» **WORK ITEM**
Where in the data below does the word "JSON" appear? Copy each line that holds it.

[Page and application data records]
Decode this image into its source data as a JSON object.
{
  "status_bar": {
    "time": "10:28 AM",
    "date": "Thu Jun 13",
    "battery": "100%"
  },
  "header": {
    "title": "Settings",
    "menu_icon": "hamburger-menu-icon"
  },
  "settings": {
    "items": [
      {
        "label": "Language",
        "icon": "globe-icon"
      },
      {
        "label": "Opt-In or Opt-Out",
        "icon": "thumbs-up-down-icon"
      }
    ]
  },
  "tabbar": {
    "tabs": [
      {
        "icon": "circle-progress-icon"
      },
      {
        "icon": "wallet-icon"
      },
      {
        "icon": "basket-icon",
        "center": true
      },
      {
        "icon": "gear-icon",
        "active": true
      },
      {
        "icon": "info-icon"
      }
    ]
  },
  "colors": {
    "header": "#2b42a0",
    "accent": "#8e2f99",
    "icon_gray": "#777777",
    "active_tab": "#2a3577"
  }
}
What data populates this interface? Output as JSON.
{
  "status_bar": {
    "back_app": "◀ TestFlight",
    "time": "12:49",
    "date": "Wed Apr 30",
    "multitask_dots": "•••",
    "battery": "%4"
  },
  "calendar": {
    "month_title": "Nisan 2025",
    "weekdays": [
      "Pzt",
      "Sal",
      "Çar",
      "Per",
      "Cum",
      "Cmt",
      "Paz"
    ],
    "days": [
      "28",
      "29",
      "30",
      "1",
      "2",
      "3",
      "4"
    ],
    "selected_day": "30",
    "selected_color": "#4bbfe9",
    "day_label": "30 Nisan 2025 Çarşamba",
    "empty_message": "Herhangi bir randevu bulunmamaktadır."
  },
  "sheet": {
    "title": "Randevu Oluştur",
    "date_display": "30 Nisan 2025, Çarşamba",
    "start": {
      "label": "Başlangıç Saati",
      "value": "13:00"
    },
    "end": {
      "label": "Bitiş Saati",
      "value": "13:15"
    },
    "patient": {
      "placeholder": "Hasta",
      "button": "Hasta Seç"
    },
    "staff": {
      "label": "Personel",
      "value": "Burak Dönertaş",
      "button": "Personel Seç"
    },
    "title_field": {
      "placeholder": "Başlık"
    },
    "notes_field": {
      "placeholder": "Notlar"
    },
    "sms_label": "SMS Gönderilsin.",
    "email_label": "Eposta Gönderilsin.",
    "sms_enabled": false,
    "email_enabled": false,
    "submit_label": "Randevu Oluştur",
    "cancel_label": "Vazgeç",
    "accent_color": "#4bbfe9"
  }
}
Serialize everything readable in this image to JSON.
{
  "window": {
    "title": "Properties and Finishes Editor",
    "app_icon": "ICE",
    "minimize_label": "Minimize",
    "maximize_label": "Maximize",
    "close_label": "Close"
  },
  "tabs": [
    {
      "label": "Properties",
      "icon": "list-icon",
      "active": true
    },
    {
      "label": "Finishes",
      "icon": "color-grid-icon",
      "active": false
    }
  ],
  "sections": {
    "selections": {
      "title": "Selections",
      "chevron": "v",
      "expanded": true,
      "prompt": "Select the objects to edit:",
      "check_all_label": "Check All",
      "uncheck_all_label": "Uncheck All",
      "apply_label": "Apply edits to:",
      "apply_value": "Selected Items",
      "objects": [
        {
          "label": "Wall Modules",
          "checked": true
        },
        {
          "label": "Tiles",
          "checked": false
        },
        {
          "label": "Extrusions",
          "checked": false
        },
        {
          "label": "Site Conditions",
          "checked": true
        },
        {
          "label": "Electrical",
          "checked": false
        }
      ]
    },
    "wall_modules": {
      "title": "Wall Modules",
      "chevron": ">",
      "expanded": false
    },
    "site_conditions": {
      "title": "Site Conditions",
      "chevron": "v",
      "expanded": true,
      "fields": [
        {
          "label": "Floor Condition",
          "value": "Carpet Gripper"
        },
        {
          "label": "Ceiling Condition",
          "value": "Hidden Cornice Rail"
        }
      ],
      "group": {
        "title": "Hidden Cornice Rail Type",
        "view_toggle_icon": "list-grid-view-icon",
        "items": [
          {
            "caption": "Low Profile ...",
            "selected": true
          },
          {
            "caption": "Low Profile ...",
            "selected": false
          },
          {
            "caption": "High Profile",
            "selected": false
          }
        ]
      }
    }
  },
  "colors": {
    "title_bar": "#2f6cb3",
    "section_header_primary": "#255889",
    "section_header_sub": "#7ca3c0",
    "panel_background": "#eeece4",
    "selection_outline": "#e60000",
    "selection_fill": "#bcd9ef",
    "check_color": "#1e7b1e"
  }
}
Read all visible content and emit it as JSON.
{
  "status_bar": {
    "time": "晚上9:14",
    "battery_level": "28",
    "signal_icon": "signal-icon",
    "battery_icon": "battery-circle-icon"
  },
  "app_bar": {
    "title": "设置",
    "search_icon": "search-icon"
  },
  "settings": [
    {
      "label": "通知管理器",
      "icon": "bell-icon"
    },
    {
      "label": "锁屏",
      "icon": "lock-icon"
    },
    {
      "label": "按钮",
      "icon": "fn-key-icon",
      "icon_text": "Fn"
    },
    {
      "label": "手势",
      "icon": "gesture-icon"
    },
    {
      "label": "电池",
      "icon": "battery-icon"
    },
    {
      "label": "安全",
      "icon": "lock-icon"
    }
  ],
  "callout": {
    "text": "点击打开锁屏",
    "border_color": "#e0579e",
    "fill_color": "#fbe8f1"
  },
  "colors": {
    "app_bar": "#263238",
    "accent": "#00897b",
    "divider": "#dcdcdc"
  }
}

» **SOLUTION**
Decode this image into its source data as a JSON object.
What data populates this interface? Output as JSON.
Serialize everything readable in this image to JSON.
Read all visible content and emit it as JSON.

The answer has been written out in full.